Large-scale computer and data-communication systems have reached a bottleneck in performance in recent years due to the limitations of electronic interconnections for data transfer. One potential solution is based on the use of optoelectronic device arrays for free space optical interconnects. In this paper, we present the design and implementation of a 16 X 16 3D distributed optoelectronic crossbar switch.
We demonstrate a setup with 10 optically interconnected chips,k which can perform a distributed radix-2-butterfly calculation for fast Fourier transformation. The setup consists of a motherboard, five multi-chip-modules (MCMs, with processor/transceiver chips and laser/detector chips), four plug-on-top optics modules that provide the bi- directional optical links between the MCMs, and external control electronics. The design of the optics and optomechanics satisfies numerous real-world constraints, such as compact size (< 1 inch thick), suitability for mass-production, suitability for large arrays (up to 103 parallel channels), compatibility with standard electronics fabrication and packaging technology, and potential for active misalignment compensation by integrating MEMS technology.
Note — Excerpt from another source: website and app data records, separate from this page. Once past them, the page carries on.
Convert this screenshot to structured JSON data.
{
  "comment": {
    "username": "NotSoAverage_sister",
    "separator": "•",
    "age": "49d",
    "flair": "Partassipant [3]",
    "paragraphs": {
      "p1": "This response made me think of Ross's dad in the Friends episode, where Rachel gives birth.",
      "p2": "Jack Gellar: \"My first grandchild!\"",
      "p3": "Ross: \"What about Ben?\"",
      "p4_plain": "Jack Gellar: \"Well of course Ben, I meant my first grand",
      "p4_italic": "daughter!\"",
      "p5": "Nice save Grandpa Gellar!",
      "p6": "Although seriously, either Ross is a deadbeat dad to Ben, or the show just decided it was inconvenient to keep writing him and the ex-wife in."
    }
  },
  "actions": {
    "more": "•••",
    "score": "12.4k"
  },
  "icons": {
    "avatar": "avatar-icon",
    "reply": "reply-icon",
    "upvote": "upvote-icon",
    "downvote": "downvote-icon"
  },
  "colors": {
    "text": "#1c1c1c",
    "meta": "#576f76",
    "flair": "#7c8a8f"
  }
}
Current biochip technologies typically rely on electrostatic or mechanical forces for the transport and sorting of biological samples such as single cells. In this paper we have investigated how optical pressure forces can be effectively used for the manipulation of cells and switching in a microfluidic system. By projecting the optical beams externally non-contact between the control devices and the sample chip is possible thus allowing the sample chips to be disposable which reduces the chance of cross-contamination. In one implementation we have shown that vertical cavity surface emitting laser (VCSEL) array devices used as parallel optical tweezer arrays can increase the parallelism of sample manipulation on a chip. We have demonstrated the use of a high-order Laguerre-Gaussian mode VCSEL for optical tweezing of polystyrene microspheres and live cells. We have also shown that optical pressure forces from higher- power sources can be used for the switching of particles within microfluidic channels. Both the attractive gradient force and the scattering force of a focused optical beam have been used to direct small particles flowing through junctions molded in PDMS. We believe that by integrating optical array devices for simultaneous detection and manipulation, highly parallel and low-cost analysis and sorting devices may be achieved.
It is demonstrated that threshold reduction of two-photon polymerization is achievable by means traditionally employed for sensitivity enhancement for single photon photoinitiation, such as heavy atom enhancement or intersystem crossing, electron donor agent, concentration increase of initiator. It is shown that measured threshold is in reverse proportion to square root of initiator concentration, whereas observed length of induction period exhibits reverse proportionality to the square of light intensity. Overall, experimentally observed threshold values of two-photon induced photopolymerization are effected by all intermediate stages of energy transformation in the photochemical sequences leading to photoinitiation, in particular inter-system crossing of excited initiating molecules as well as by monomer reactivity.
Three layer data recording has been demonstrated in monolithic disk media using two-photon absorption. Two dimensional data arrays have been recorded and retrieved in parallel. The recording process has been modeled and simulated. Fluorescence has been detected from a disk spinning at 1500 rpm with a signal to noise ratio of 10.